Within three years, the magazine packed with liquor, beauty and fashion advertisements was breaking even. But the recession of the early 1990s punished Spy. It was sold. Carter left, followed by Andersen. As the Monica Lewinsky scandal engulfed America — a seemingly ideal subject — Spy folded.
Lake Forest’s Dave Eggers noted, “There’s no magazine I know of that’s so continually referenced, held up as a benchmark, and whose demise is so lamented.”
Says Andersen, whose office today contains two bound volumes of Spy along with a Spy-logoed paperweight, “This strange little magazine … it was like being in a great band that had a great run. Now I’m doing other things.”’’
Today the Brooklyn resident writes in the mornings and works on his Studio 360 show in the afternoons. Originally his next book was set to be a science-fiction novel, but both his agent and publisher persuaded him to work on a non-fiction idea instead, about “how American has gone a little crazy,” he explains.
And once or twice a year, Andersen contributes to Vanity Fair, run by his former Spy cohort.
“They propose things, and I can say yes or no, but I usually say yes,” he says. “The editor there has an uncanny sense of what I’m interested in.”

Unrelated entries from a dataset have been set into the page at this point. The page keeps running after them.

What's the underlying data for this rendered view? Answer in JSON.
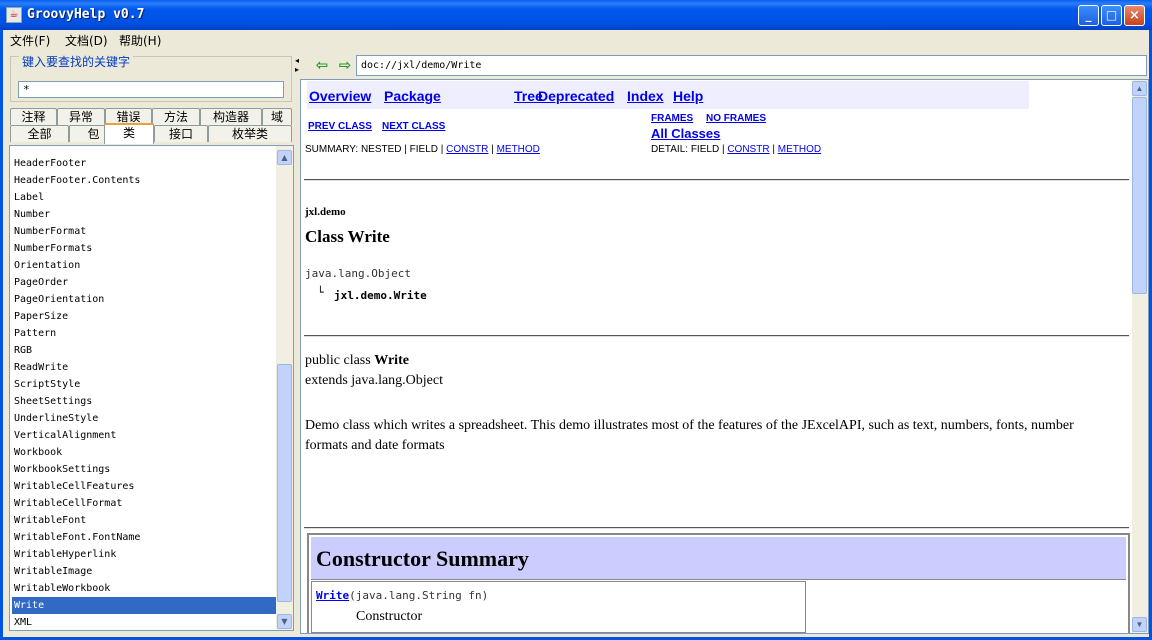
{
  "window": {
    "title": "GroovyHelp v0.7",
    "buttons": {
      "minimize": "_",
      "maximize": "□",
      "close": "×"
    }
  },
  "menu": [
    {
      "label": "文件(F)"
    },
    {
      "label": "文档(D)"
    },
    {
      "label": "帮助(H)"
    }
  ],
  "search": {
    "legend": "键入要查找的关键字",
    "value": "*"
  },
  "tabs_row1": [
    {
      "label": "注释"
    },
    {
      "label": "异常"
    },
    {
      "label": "错误"
    },
    {
      "label": "方法"
    },
    {
      "label": "构造器"
    },
    {
      "label": "域"
    }
  ],
  "tabs_row2": [
    {
      "label": "全部"
    },
    {
      "label": "包"
    },
    {
      "label": "类",
      "selected": true
    },
    {
      "label": "接口"
    },
    {
      "label": "枚举类"
    }
  ],
  "class_list": {
    "items": [
      "HeaderFooter",
      "HeaderFooter.Contents",
      "Label",
      "Number",
      "NumberFormat",
      "NumberFormats",
      "Orientation",
      "PageOrder",
      "PageOrientation",
      "PaperSize",
      "Pattern",
      "RGB",
      "ReadWrite",
      "ScriptStyle",
      "SheetSettings",
      "UnderlineStyle",
      "VerticalAlignment",
      "Workbook",
      "WorkbookSettings",
      "WritableCellFeatures",
      "WritableCellFormat",
      "WritableFont",
      "WritableFont.FontName",
      "WritableHyperlink",
      "WritableImage",
      "WritableWorkbook",
      "Write",
      "XML"
    ],
    "selected": "Write"
  },
  "address": {
    "back_icon": "back-arrow-icon",
    "forward_icon": "forward-arrow-icon",
    "url": "doc://jxl/demo/Write"
  },
  "doc": {
    "nav": {
      "overview": "Overview",
      "package": "Package",
      "tree": "Tree",
      "deprecated": "Deprecated",
      "index": "Index",
      "help": "Help"
    },
    "prev_class": "PREV CLASS",
    "next_class": "NEXT CLASS",
    "frames": "FRAMES",
    "no_frames": "NO FRAMES",
    "all_classes": "All Classes",
    "summary": {
      "prefix": "SUMMARY: NESTED | FIELD |",
      "constr": "CONSTR",
      "sep": "|",
      "method": "METHOD"
    },
    "detail": {
      "prefix": "DETAIL: FIELD |",
      "constr": "CONSTR",
      "sep": "|",
      "method": "METHOD"
    },
    "package_name": "jxl.demo",
    "class_title": "Class Write",
    "hierarchy": {
      "parent": "java.lang.Object",
      "branch": "└",
      "child": "jxl.demo.Write"
    },
    "declaration": {
      "prefix": "public class",
      "name": "Write",
      "extends": "extends java.lang.Object"
    },
    "description": "Demo class which writes a spreadsheet. This demo illustrates most of the features of the JExcelAPI, such as text, numbers, fonts, number formats and date formats",
    "constructor_summary": {
      "title": "Constructor Summary",
      "ctor_name": "Write",
      "ctor_params": "(java.lang.String  fn)",
      "ctor_desc": "Constructor"
    }
  },
  "colors": {
    "titlebar": "#0054e3",
    "selection": "#316ac5",
    "link": "#0000ee",
    "navbar_bg": "#eeeeff",
    "table_head_bg": "#ccccff"
  }
}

Originally published in The North Shore Weekend November 29, 2013.